» EXERCISE GOAL
Repeat the records exactly, so that each line matches the original.

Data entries

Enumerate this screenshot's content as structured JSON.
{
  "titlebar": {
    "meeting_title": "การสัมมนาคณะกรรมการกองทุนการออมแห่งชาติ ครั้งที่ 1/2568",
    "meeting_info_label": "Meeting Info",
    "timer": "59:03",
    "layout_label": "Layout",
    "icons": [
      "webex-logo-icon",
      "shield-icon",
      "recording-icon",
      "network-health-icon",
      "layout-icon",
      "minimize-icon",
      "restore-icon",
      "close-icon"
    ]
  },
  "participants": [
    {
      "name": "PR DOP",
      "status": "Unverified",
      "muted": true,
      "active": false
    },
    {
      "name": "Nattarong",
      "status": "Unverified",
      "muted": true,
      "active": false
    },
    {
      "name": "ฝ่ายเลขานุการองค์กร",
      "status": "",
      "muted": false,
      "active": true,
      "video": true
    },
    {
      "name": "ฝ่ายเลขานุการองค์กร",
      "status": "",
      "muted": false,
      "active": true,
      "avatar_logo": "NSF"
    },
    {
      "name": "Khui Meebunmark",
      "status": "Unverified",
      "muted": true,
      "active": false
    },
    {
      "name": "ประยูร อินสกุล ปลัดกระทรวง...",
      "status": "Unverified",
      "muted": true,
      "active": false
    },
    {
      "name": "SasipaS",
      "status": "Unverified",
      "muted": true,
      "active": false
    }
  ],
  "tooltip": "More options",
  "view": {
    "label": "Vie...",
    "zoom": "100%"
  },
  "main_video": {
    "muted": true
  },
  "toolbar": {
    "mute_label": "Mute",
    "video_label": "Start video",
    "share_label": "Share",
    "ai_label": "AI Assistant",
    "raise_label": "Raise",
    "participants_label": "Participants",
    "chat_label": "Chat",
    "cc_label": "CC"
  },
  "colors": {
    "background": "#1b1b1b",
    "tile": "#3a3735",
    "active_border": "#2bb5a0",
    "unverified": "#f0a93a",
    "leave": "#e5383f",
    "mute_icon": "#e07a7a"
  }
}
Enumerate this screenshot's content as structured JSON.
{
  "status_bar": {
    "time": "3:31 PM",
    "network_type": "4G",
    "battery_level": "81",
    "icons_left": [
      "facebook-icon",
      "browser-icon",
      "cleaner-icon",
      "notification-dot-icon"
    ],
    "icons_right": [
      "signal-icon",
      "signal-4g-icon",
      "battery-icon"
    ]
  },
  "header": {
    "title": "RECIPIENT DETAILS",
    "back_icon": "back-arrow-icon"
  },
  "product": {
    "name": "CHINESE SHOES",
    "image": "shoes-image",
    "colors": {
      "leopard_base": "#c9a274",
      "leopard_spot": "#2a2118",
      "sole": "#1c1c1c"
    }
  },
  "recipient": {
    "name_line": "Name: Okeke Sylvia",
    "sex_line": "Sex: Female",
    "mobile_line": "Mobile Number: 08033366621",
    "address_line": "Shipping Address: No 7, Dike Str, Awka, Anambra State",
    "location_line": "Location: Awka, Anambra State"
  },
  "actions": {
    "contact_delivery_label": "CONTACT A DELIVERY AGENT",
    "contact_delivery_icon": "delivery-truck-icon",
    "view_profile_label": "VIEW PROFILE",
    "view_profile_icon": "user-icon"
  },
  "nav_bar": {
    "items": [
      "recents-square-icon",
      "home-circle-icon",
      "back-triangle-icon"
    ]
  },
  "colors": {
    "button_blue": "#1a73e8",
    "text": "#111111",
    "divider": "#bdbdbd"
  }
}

» TASK ANSWER
Enumerate this screenshot's content as structured JSON.
{
  "titlebar": {
    "meeting_title": "การสัมมนาคณะกรรมการกองทุนการออมแห่งชาติ ครั้งที่ 1/2568",
    "meeting_info_label": "Meeting Info",
    "timer": "59:03",
    "layout_label": "Layout",
    "icons": [
      "webex-logo-icon",
      "shield-icon",
      "recording-icon",
      "network-health-icon",
      "layout-icon",
      "minimize-icon",
      "restore-icon",
      "close-icon"
    ]
  },
  "participants": [
    {
      "name": "PR DOP",
      "status": "Unverified",
      "muted": true,
      "active": false
    },
    {
      "name": "Nattarong",
      "status": "Unverified",
      "muted": true,
      "active": false
    },
    {
      "name": "ฝ่ายเลขานุการองค์กร",
      "status": "",
      "muted": false,
      "active": true,
      "video": true
    },
    {
      "name": "ฝ่ายเลขานุการองค์กร",
      "status": "",
      "muted": false,
      "active": true,
      "avatar_logo": "NSF"
    },
    {
      "name": "Khui Meebunmark",
      "status": "Unverified",
      "muted": true,
      "active": false
    },
    {
      "name": "ประยูร อินสกุล ปลัดกระทรวง...",
      "status": "Unverified",
      "muted": true,
      "active": false
    },
    {
      "name": "SasipaS",
      "status": "Unverified",
      "muted": true,
      "active": false
    }
  ],
  "tooltip": "More options",
  "view": {
    "label": "Vie...",
    "zoom": "100%"
  },
  "main_video": {
    "muted": true
  },
  "toolbar": {
    "mute_label": "Mute",
    "video_label": "Start video",
    "share_label": "Share",
    "ai_label": "AI Assistant",
    "raise_label": "Raise",
    "participants_label": "Participants",
    "chat_label": "Chat",
    "cc_label": "CC"
  },
  "colors": {
    "background": "#1b1b1b",
    "tile": "#3a3735",
    "active_border": "#2bb5a0",
    "unverified": "#f0a93a",
    "leave": "#e5383f",
    "mute_icon": "#e07a7a"
  }
}
Enumerate this screenshot's content as structured JSON.
{
  "status_bar": {
    "time": "3:31 PM",
    "network_type": "4G",
    "battery_level": "81",
    "icons_left": [
      "facebook-icon",
      "browser-icon",
      "cleaner-icon",
      "notification-dot-icon"
    ],
    "icons_right": [
      "signal-icon",
      "signal-4g-icon",
      "battery-icon"
    ]
  },
  "header": {
    "title": "RECIPIENT DETAILS",
    "back_icon": "back-arrow-icon"
  },
  "product": {
    "name": "CHINESE SHOES",
    "image": "shoes-image",
    "colors": {
      "leopard_base": "#c9a274",
      "leopard_spot": "#2a2118",
      "sole": "#1c1c1c"
    }
  },
  "recipient": {
    "name_line": "Name: Okeke Sylvia",
    "sex_line": "Sex: Female",
    "mobile_line": "Mobile Number: 08033366621",
    "address_line": "Shipping Address: No 7, Dike Str, Awka, Anambra State",
    "location_line": "Location: Awka, Anambra State"
  },
  "actions": {
    "contact_delivery_label": "CONTACT A DELIVERY AGENT",
    "contact_delivery_icon": "delivery-truck-icon",
    "view_profile_label": "VIEW PROFILE",
    "view_profile_icon": "user-icon"
  },
  "nav_bar": {
    "items": [
      "recents-square-icon",
      "home-circle-icon",
      "back-triangle-icon"
    ]
  },
  "colors": {
    "button_blue": "#1a73e8",
    "text": "#111111",
    "divider": "#bdbdbd"
  }
}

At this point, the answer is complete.